What is expected
Please report how many lines of the listing hold the word "this". Add nothing to the number.

Material for the task
%%

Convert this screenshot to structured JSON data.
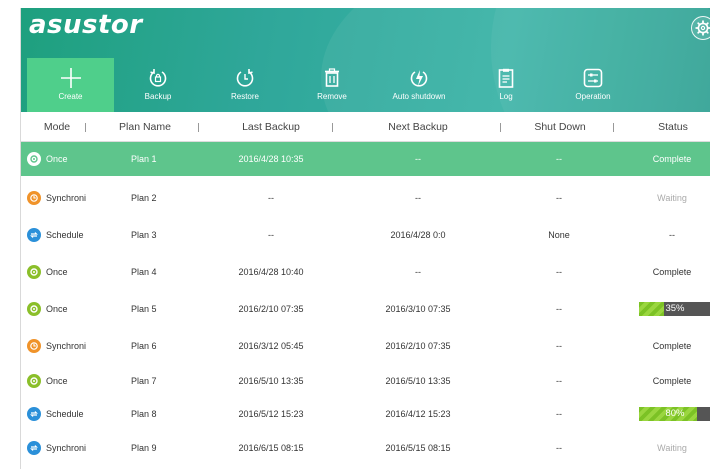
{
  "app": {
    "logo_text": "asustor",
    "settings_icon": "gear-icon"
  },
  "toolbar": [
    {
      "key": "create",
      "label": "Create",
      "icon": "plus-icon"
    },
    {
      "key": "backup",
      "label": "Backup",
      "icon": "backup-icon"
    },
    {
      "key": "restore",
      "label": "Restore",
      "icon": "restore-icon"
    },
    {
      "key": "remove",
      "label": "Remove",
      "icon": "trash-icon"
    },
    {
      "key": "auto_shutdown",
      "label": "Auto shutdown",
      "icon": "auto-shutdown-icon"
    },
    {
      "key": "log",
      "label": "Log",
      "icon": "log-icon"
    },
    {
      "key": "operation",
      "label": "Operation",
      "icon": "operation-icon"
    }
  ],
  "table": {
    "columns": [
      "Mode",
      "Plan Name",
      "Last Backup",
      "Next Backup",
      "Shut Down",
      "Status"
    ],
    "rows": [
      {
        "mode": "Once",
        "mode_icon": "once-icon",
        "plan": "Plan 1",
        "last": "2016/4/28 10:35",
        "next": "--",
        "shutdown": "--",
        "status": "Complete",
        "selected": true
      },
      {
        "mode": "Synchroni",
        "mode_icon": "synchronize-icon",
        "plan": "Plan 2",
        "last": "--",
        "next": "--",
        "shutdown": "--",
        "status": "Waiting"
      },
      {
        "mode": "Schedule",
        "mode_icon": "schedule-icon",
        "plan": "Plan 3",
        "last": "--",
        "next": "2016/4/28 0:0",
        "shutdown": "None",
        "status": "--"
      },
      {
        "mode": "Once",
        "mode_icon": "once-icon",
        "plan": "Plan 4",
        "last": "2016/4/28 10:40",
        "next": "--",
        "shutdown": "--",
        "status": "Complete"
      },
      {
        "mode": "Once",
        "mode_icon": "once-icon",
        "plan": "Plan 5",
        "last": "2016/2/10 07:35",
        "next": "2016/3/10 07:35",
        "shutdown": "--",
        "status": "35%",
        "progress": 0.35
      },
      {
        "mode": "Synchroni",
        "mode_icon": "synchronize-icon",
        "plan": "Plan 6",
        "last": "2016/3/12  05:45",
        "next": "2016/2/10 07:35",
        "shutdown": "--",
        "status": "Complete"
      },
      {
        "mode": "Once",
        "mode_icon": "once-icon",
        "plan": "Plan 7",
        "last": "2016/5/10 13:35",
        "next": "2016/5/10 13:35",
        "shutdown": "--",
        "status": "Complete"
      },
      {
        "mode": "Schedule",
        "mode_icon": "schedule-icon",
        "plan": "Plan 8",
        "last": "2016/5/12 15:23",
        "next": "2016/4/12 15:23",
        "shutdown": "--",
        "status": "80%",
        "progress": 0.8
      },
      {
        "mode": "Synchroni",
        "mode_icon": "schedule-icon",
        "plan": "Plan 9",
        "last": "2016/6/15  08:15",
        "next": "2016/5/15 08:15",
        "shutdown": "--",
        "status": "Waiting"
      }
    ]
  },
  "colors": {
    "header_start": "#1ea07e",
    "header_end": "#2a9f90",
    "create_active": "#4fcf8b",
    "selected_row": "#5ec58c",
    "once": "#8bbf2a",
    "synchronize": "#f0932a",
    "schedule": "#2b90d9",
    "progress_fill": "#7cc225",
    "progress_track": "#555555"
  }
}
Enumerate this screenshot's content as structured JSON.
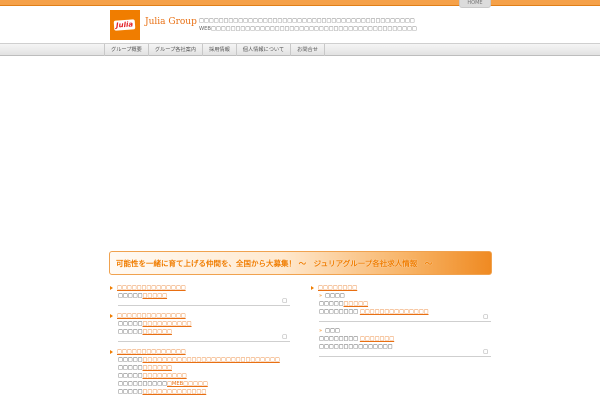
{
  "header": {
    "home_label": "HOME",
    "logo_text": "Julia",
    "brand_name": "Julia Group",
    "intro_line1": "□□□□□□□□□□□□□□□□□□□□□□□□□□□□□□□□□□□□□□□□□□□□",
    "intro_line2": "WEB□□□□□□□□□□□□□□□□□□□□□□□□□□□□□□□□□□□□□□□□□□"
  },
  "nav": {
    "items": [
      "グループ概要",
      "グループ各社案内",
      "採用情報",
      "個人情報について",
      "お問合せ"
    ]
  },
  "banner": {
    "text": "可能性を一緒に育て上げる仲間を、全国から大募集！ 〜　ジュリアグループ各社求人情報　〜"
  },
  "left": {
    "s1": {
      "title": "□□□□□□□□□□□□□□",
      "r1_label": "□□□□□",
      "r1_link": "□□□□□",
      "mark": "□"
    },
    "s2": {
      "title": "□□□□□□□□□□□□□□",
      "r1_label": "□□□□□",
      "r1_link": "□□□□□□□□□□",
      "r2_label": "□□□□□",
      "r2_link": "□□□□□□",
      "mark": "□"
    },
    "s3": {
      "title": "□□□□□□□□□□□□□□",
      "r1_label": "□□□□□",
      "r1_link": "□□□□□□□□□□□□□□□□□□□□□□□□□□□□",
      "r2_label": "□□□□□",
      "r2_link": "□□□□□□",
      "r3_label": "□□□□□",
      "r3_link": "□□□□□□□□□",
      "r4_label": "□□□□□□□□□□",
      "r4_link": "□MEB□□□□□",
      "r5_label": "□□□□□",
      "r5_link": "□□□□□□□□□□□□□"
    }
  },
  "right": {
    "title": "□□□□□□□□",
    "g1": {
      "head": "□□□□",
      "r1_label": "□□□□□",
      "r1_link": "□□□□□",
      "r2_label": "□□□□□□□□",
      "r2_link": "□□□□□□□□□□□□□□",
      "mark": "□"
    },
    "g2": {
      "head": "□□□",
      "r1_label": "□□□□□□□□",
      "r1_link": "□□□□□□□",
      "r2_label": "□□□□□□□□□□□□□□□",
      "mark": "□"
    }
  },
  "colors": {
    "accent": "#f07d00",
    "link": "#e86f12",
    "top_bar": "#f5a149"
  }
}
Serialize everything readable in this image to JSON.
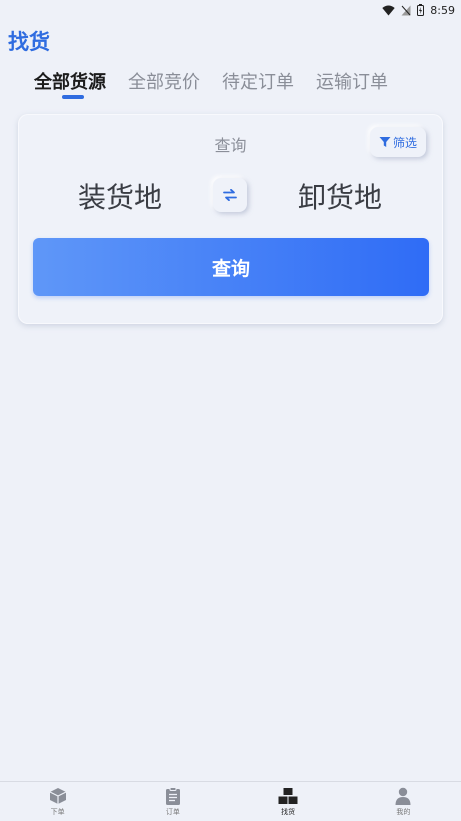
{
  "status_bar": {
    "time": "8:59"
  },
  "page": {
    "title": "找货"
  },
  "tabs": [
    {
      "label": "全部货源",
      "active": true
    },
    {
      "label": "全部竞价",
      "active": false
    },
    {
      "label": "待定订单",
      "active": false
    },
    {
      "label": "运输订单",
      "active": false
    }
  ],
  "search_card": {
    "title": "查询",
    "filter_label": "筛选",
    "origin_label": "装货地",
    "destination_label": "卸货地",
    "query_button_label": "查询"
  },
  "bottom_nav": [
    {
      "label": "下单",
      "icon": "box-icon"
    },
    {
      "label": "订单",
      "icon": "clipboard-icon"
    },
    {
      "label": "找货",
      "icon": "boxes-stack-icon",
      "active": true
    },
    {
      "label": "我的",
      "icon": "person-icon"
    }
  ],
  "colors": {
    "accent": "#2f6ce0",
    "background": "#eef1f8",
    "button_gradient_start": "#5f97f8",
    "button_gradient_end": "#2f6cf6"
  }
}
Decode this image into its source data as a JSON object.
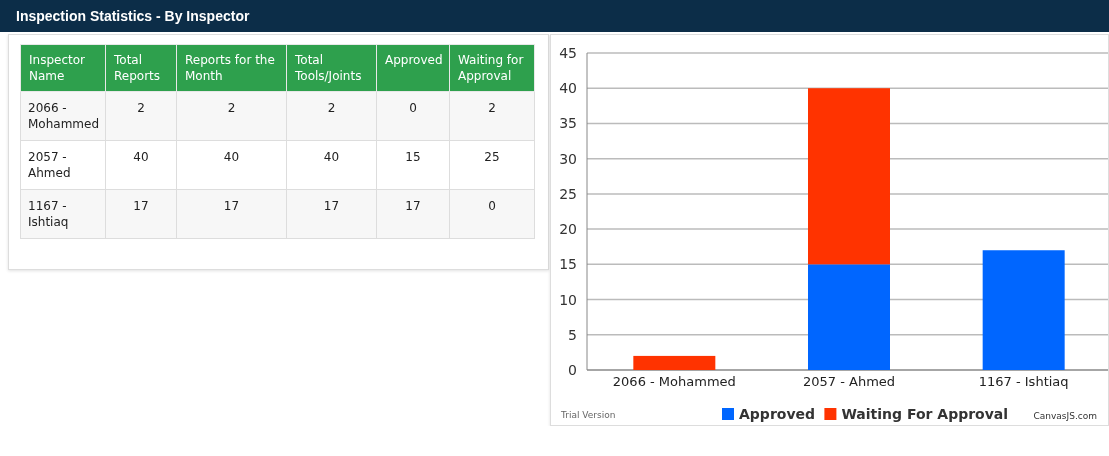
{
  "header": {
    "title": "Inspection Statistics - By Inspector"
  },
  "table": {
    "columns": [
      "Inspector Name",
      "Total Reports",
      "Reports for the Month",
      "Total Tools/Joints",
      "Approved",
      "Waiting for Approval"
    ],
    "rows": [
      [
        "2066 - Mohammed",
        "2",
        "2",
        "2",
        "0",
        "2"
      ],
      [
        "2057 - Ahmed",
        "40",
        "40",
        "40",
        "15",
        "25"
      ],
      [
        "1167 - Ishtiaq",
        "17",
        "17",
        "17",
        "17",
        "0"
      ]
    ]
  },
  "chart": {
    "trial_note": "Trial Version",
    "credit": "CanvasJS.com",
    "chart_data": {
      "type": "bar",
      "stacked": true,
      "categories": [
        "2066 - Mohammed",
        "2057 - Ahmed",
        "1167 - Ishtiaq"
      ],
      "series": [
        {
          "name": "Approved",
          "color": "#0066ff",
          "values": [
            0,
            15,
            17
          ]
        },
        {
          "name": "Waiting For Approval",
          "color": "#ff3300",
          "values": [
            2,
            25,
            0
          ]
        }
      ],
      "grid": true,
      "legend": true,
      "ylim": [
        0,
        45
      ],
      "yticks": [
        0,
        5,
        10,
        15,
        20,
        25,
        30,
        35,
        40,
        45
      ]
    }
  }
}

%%

The completed task
4